Abstract Expressionism Symbolic representation Distorted/simplified forms Provocation

Understanding these different approaches to depicting reality in art allows viewers to appreciate the diverse ways artists express their perspectives and convey meaning through their work. By exploring various techniques and styles, artists can offer viewers a wide range of experiences that challenge preconceived notions of reality.

Examining these different approaches provides valuable insights into how accuracy or the lack thereof can influence viewer interpretation.

The Impact of Accuracy on Viewer Interpretation

Transitioning from the previous section exploring various approaches to depicting reality in art, it is crucial to examine the profound impact that accuracy holds on viewer interpretation. By delving into this aspect, we can gain a deeper understanding of how realism affects our perception and emotional response to artworks.
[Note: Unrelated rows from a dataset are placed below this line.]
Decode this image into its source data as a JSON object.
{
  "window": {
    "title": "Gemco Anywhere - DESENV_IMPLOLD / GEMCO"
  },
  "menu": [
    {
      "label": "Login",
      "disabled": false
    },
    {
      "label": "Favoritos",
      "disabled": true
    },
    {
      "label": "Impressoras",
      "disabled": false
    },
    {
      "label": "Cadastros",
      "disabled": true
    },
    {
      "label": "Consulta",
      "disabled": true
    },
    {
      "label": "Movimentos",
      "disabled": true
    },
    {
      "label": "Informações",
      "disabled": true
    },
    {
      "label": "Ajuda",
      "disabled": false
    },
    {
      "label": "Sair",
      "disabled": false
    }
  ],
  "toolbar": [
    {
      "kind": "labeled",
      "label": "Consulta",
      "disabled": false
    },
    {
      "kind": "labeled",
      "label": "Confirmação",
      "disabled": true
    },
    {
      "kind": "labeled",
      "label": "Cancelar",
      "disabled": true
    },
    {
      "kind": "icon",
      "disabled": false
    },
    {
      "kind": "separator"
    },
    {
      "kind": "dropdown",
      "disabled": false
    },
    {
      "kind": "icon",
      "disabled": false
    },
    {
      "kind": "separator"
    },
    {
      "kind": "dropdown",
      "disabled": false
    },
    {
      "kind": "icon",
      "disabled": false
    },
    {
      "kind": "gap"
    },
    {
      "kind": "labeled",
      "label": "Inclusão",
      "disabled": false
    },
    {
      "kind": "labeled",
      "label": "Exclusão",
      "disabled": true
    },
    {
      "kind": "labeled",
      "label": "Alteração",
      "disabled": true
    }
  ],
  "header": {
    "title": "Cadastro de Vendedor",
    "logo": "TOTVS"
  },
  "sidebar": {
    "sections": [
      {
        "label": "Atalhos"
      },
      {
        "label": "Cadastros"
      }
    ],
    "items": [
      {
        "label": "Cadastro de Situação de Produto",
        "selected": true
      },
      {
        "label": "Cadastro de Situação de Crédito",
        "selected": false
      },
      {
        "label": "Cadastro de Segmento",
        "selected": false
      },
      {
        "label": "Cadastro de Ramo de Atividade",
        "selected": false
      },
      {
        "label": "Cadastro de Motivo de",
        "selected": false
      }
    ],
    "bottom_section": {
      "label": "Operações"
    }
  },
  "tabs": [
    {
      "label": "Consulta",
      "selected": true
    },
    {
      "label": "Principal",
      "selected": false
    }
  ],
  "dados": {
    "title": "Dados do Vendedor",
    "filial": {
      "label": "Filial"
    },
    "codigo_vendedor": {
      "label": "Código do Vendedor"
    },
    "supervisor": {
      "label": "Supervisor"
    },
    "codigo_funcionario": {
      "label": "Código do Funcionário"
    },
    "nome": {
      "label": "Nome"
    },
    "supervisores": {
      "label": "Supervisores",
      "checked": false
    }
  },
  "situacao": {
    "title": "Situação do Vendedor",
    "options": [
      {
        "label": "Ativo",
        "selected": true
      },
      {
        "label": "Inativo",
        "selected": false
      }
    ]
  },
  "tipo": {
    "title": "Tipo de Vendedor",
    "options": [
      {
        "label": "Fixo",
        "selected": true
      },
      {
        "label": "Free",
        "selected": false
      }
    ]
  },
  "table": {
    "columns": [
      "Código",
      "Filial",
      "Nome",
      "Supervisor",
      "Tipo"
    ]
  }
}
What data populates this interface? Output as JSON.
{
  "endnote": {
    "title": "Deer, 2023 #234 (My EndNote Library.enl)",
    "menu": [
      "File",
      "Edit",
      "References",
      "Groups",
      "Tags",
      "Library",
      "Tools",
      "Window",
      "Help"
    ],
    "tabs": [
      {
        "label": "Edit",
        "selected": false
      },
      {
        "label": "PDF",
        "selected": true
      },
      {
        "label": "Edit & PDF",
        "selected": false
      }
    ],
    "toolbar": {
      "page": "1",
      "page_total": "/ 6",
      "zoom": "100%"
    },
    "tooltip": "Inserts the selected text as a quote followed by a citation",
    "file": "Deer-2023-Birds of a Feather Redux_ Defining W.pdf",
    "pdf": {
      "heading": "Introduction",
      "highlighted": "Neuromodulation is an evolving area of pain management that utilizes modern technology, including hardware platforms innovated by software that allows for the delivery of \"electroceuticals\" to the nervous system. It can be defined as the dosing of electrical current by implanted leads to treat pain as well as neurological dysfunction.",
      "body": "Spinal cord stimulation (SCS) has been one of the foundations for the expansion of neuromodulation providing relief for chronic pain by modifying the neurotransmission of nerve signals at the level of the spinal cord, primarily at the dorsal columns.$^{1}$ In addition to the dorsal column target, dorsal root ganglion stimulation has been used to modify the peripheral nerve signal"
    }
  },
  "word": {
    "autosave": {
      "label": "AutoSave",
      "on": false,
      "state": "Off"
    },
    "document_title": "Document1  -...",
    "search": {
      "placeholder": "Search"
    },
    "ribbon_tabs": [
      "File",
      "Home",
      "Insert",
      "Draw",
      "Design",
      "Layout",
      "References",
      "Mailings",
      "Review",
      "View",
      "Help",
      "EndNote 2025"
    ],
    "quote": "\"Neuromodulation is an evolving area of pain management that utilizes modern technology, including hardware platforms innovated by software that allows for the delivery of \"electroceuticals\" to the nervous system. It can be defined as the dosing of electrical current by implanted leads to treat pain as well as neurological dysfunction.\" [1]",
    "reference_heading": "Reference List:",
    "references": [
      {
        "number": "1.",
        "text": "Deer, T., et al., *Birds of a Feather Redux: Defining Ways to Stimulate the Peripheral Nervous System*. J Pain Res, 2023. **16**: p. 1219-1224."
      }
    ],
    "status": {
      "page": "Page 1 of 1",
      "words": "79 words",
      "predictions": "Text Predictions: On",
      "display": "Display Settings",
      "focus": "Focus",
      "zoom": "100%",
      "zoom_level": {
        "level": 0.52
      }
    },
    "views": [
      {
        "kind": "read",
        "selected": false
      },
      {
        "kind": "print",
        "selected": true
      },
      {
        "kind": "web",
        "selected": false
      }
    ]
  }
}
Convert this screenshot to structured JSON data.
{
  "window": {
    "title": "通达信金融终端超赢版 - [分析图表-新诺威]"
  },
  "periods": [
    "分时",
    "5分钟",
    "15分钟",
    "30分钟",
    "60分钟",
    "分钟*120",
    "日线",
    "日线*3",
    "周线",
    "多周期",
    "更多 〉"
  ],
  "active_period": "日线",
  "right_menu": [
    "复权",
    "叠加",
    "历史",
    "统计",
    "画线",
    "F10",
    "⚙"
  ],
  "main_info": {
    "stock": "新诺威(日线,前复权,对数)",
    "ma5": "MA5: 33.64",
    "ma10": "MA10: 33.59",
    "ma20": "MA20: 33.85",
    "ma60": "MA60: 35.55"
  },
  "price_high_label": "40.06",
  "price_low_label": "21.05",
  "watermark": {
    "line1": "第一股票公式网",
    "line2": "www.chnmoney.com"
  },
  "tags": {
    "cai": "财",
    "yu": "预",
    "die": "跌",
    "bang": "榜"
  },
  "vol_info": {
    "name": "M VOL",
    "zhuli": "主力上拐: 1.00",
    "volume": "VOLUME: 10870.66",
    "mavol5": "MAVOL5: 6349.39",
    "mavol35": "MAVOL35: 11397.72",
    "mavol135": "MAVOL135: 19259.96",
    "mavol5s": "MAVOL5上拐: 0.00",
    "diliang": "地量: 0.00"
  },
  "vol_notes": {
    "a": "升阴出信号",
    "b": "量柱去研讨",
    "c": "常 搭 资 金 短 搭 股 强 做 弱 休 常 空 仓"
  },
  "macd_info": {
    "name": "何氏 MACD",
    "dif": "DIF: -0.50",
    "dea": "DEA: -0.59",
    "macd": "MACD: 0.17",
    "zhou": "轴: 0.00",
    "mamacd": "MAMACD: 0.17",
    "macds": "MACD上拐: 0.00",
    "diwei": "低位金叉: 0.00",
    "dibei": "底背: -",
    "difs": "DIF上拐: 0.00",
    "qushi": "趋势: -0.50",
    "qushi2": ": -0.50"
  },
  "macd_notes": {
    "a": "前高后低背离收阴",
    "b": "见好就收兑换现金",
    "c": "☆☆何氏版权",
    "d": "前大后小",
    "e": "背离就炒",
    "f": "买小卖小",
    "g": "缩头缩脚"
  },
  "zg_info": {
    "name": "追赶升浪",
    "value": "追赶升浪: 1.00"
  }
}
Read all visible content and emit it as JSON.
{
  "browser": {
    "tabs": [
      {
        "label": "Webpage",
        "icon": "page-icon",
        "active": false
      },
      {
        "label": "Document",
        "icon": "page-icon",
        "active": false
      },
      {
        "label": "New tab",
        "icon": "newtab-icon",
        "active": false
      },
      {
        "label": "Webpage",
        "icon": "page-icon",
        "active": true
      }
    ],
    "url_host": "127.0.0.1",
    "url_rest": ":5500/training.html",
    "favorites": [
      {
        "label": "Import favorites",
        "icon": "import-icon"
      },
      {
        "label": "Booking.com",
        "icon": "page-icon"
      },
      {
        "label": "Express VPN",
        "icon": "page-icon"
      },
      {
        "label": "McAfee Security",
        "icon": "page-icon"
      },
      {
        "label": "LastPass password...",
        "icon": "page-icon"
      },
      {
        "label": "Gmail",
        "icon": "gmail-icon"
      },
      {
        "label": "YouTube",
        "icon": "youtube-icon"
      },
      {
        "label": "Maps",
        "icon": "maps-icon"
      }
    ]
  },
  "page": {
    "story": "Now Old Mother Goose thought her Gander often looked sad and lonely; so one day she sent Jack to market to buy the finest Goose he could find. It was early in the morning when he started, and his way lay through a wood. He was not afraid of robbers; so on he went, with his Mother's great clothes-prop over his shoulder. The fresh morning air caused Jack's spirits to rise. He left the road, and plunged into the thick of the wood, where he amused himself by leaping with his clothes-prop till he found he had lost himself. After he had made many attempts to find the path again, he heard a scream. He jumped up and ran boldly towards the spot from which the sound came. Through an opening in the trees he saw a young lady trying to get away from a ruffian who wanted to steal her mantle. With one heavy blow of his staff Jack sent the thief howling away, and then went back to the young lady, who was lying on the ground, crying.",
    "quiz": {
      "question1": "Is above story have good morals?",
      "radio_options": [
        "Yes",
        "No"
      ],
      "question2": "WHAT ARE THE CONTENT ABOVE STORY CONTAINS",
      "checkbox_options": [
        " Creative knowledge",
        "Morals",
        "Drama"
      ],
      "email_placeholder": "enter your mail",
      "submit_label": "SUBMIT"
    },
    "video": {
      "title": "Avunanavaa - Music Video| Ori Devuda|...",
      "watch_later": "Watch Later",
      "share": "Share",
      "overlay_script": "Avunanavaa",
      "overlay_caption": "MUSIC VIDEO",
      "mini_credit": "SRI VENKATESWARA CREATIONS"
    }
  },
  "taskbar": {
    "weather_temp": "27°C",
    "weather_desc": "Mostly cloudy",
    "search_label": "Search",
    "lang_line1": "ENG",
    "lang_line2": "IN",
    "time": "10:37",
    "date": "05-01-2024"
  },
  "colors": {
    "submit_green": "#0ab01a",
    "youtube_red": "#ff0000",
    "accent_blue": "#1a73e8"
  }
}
To illustrate this point, let us consider a hypothetical scenario involving two paintings—a highly realistic still life and an abstract expressionist piece. In the first painting, every detail is meticulously rendered with precision, capturing the essence of each object’s texture, color, and form. On the other hand, the second painting consists of bold brushstrokes and vibrant splashes of color that convey emotions rather than representational accuracy.

When viewers engage with these artworks, their interpretations are heavily influenced by the level of realism presented. Research has shown that high levels of accuracy tend to evoke feelings of familiarity and recognition within individuals. This connection between what is depicted in an artwork and real-world objects or experiences creates a sense of relatability for viewers.

Furthermore, the use of bullet points allows us to explore some key emotional responses elicited by realism in art:

  • Awe-inspiring admiration when confronted with lifelike details
  • Emotional resonance through identification with familiar subjects
  • Sense of nostalgia evoked by accurately portraying past eras or personal memories
  • Empathy triggered by realistic depictions of human emotion

In addition to examining emotional responses, incorporating a table provides a visual representation of how different aspects influence viewer interpretation:

Aspects Influence on Viewer Interpretation
Accuracy Enhances believability
Detail Invokes curiosity
Familiarity Creates connection
Emotion Elicits empathy

By evaluating these factors together—emotional responses and influences on viewer interpretation—it becomes evident that realism plays a significant role in shaping the viewer’s experience of art. The accuracy and representation within a painting have the power to evoke strong emotional reactions, establish connections with viewers’ personal experiences, and enhance their overall engagement with the artwork.

In conclusion, it is crucial to recognize that realism in art extends beyond mere technical skill or replication of physical appearances. By capturing reality with precision, artists can tap into viewers’ emotions, memories, and identification with familiar subjects. Through this exploration of artistic interpretation and its impact on individuals, we gain insight into how realistic portrayals shape our perception and deepen our connection to works of art.